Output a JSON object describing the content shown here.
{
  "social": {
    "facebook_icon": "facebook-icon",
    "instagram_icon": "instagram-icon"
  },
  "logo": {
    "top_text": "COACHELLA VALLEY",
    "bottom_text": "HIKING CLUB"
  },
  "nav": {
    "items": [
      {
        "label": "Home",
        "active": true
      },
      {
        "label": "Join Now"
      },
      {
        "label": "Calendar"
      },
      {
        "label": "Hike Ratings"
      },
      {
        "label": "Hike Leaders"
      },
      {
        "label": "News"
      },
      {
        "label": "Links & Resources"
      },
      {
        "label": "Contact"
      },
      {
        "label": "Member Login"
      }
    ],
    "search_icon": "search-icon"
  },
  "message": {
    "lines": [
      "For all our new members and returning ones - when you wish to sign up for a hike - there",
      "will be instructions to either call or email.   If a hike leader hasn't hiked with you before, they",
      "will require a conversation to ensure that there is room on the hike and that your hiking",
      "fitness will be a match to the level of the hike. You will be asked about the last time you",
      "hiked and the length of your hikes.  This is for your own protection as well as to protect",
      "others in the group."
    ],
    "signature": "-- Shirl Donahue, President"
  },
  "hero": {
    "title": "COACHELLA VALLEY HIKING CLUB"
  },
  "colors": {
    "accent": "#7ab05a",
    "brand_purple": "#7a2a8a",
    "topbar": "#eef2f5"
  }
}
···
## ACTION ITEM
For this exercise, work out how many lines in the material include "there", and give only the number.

## ANSWER SPACE
2